Cabaret and The Tempest are career highlights, along with his current A Midsummer Night’s Dream, for the versatile Dow. The Seattle native, raised in Vancouver, has degrees in acting and directing from Canada’s University of British Columbia. He has performed in everything from classical plays to musical theatre and rock operas. He has appeared in sketch comedy on Canadian television, and made several trips to Broadway. After starting his professional career as a swing in the original Canadian production of Les Misérables, he has been to Broadway with Anything Goes, The Music Man, Jane Eyre and the most recent Jesus Christ Superstar.
November 15 – December 30, 2012
Shakespeare Theatre Company
at Sidney Harman Hall
610 F Street NW
Tuesdays thru Sundays with some exception
Tickets or call 202 547-1122
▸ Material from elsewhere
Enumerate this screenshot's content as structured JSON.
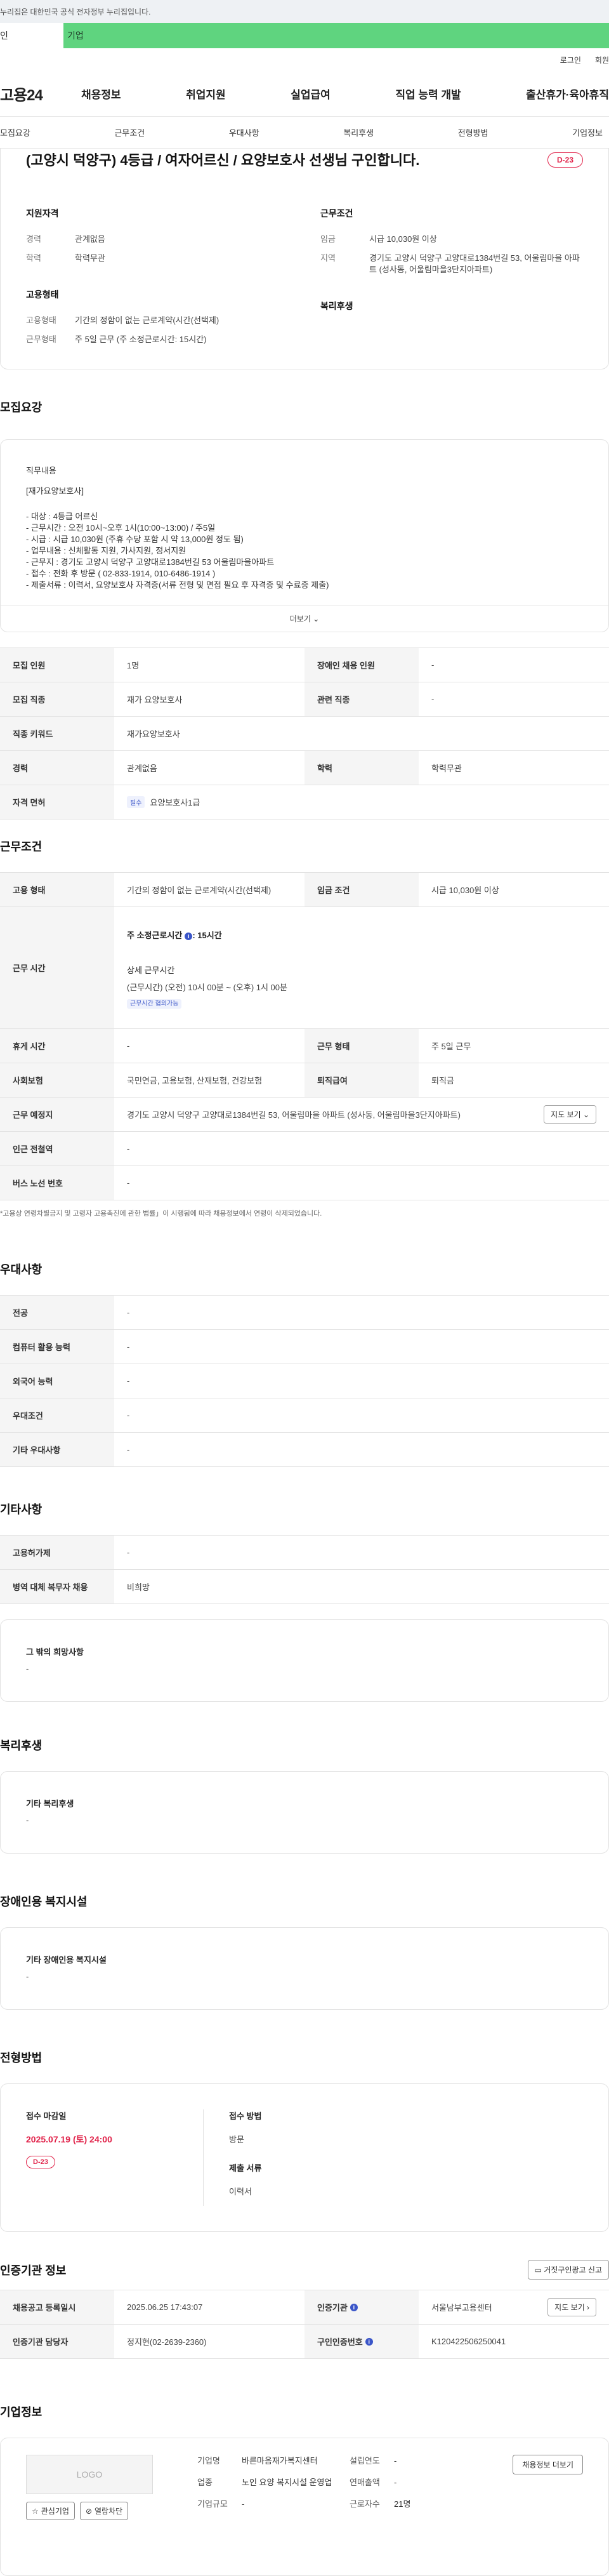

Singing is something that Dow came to from a young age, which he has continued throughout his professional career. As a seasoned cabaret performer, with a range of standards and musical theatre songs, critics have said, “Dow proves he can turn a song into an emotion-filled story and give it real personality.”
But for a short time, Dow thought he might not sing – or use his voice again. While playing the leading role of Pseudolus in A Funny Thing Happened on the Way to the Forum, Dow said he developed a vocal problem that nearly stopped his career. “I had a fifty-fifty chance I would get better, and luckily it all worked out.”
Flipping from musical theatre to Shakespeare to Andrew Lloyd-Webber is something Bruce Dow takes in stride. “I was lucky in my theatre training; my professors believed acting is acting. There is no difference between any of it.”
“The script gives you the the mental and emotional world of the play. You look at it and decide, ‘am I living in a world of iambic pentameter or do I have to sing here?’”
Shakespeare Theatre Company audiences will get to share Dow’s performance in A Midsummer Night’s Dream, from November 15 to December 30, 2012 at Sidney Harman Hall.